I get it. The GMAT is a timed exam, and, faced with the challenge of completing more questions than you have time for, it’s all too natural to deal with rigors of time management by rushing through questions. Maybe you get through a tough quant question, realize you’ve already spent two minutes, and quickly do…

# What Makes a Hard GMAT Question: Part 2

In part 2 of this series, we’ll look at another major criterion that determines the difficulty level of hard GMAT questions: **Disguising the Mathematical Concept the Question is Addressing.**

As in part 1, I suggest that you attempt both questions first, then read on to see my analysis.

Most test-takers don’t have difficulty re-learning the basic math addressed on the exam, but have difficulty identifying when/how to use these basic principles when the test-makers introduce these concepts in unorthodox situations.

**Case #1:**

Question #1:

If n = 20! + 17, then n is divisible by which of the following?

I. 15

II. 17

III. 19

(A) None

(B) I only

(C) II only

(D) I and II

(E) II and III

Question #2:

Does the integer k have a factor p such that 1<p<k?

(1) k > 4!

(2) 13!+2≤k≤13!+13

Analysis:

Both questions address the principles in number theory that: multiple of x + multiple of x = multiple of x and multiple of x + non-multiple of x = non-multiple of x. However, the construction of the first question (both its wording and the numbers as potential answers) make the need for implementing the above rule relatively straightforward. Since 20! contains 17 as a factor and 17 by definition contains itself as a factor, we know that 20! + 17 is an instance of *multiple of 17 + multiple of 17 = multiple of 17*. Thus, we know choice II is true. Using a similar logic, we know that 20! also contains 15 and 19 as factors, but that 17 does not, so we know that 20! + 17 is an instance of multiple of 15 + non-multiple of 15 = non-multiple of 15 and multiple of 19 + non-multiple of 19 = non-multiple of 19. We can thus conclude that the answer is C (II only).

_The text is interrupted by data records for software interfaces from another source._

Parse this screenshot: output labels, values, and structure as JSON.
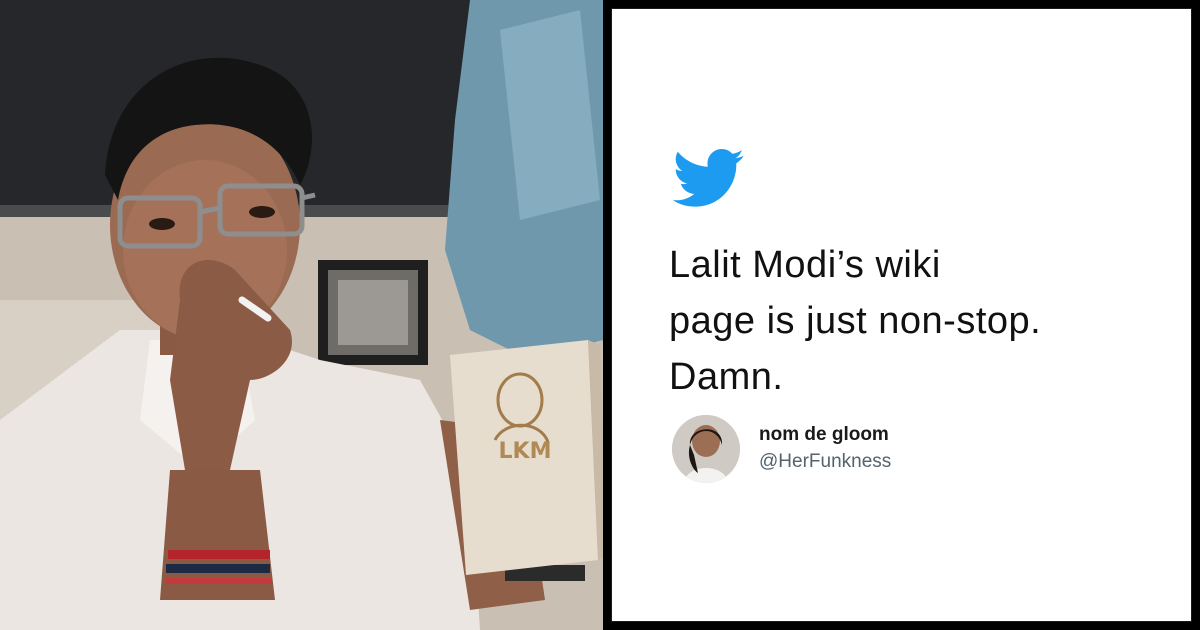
{
  "photo": {
    "box_text": "LKM"
  },
  "tweet": {
    "icon": "twitter-bird-icon",
    "text": "Lalit Modi’s wiki\npage is just non-stop.\nDamn.",
    "author_name": "nom de gloom",
    "author_handle": "@HerFunkness",
    "brand_color": "#1d9bf0"
  }
}
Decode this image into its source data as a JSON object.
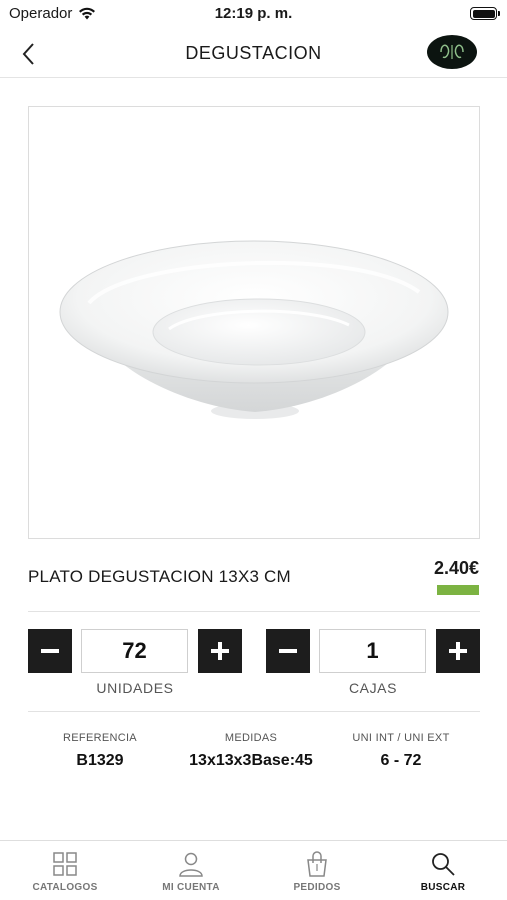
{
  "status_bar": {
    "carrier": "Operador",
    "time": "12:19 p. m."
  },
  "nav": {
    "title": "DEGUSTACION",
    "back_icon": "chevron-left-icon",
    "logo_icon": "brand-logo"
  },
  "product": {
    "name": "PLATO DEGUSTACION 13X3 CM",
    "price": "2.40€",
    "price_accent_color": "#7cb342",
    "image_icon": "white-porcelain-tasting-plate"
  },
  "quantity": {
    "units_value": "72",
    "units_label": "UNIDADES",
    "boxes_value": "1",
    "boxes_label": "CAJAS"
  },
  "specs": [
    {
      "label": "REFERENCIA",
      "value": "B1329"
    },
    {
      "label": "MEDIDAS",
      "value": "13x13x3Base:45"
    },
    {
      "label": "UNI INT / UNI EXT",
      "value": "6 - 72"
    }
  ],
  "tabs": [
    {
      "label": "CATALOGOS",
      "icon": "grid-icon",
      "active": false
    },
    {
      "label": "MI CUENTA",
      "icon": "user-icon",
      "active": false
    },
    {
      "label": "PEDIDOS",
      "icon": "shopping-bag-icon",
      "active": false
    },
    {
      "label": "BUSCAR",
      "icon": "search-icon",
      "active": true
    }
  ]
}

In the second example, on the other hand, both the relative inscrutability of the question (it’s a disguised way of asking whether n is a prime number) and the unorthodox construction of statement 2 make identification and consequent application of the above principle much more challenging. You might not have seen it, but statement 2 addresses the identical concept that statement 1 addresses, but, as is the theme here, the concept is more disguised! What’s important to note in statement 2 is this: Every number that satisfies the provided range will be an example of the rule: multiple of x + multiple of x = multiple of x. Think about 13! + 3: we know that 13! contains 3 as a factor and is thus a multiple of 3, and we know that 3 is a multiple of itself, so 13! + 3 must be a multiple of 3. Since the numbers in the provided range only go up to 13! + 13, we know that every integer in that range will satisfy the property multiple of x + multiple of x = multiple of x. Thus, we can conclude that every number in that range will *not* be a prime number, meaning statement 2 is sufficient and the answer is B.

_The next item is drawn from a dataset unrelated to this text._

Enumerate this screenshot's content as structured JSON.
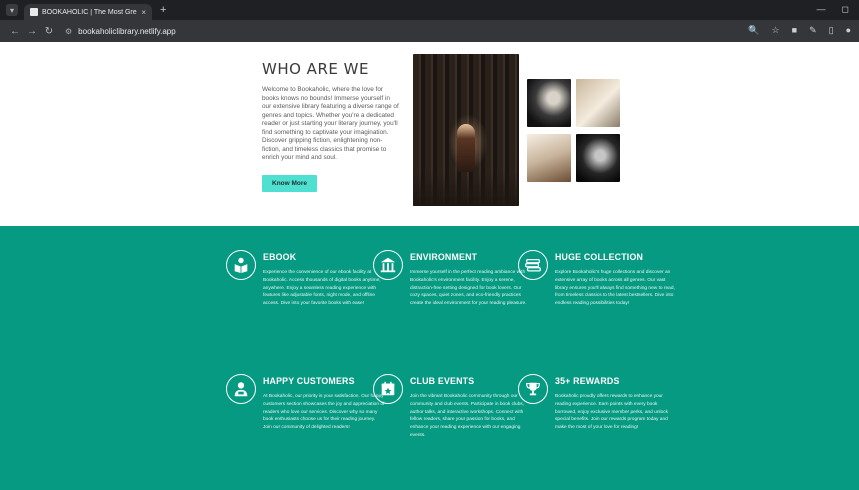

So, whereas, in question 77, a test taker needs only to properly implement the concept, in the second example, the test-taker needs to both identify and implement the concept. Fewer test-takers will be able to do so, making example #2 more difficult.

**Case #2:**

Question #1:

Which of the following equations is NOT equivalent to 10y^{2}=(x+2)(x−2) ?

(A) 30y^{2}=3x^{2}−12

(B) 20y^{2}=(2x−4)(x+2)

(C) 10y^{2}+4=x^{2}

(D) 5y^{2}=x^{2}−2

(E) y^{2}=(x^{2}−4)/10

Question #2:

If n = 3^{8} – 2^{8}, which of the following is NOT a factor of n?

(A) 97

(B) 65

(C) 35

(D) 13

(E) 5

Explanation:

In both examples, the algebraic concept of a difference of squares x^{2} – y^{2} = (x+y)(x-y) is fundamental to the proper problem-solving approach. However, test-takers mostly learn/implement this concept in situations where the respective terms are raised to a power of 2, so most-takers fail to see when those terms are raised to larger powers. So, whereas most test-takers familiar with these concept will be able to properly implement it on question #1 (for example, you might see that Choice C can be written as 10y2 = x2 – 4 = (x+2)(x-2) they’ll have a much harder time doing so on question #2, where you need to see that 3^{8} – 2^{8} = (3^{4})^{2} – (2^{4})^{2} = (3^{4} + 2^{4})(3^{4} – 2^{4}) = (97)(65).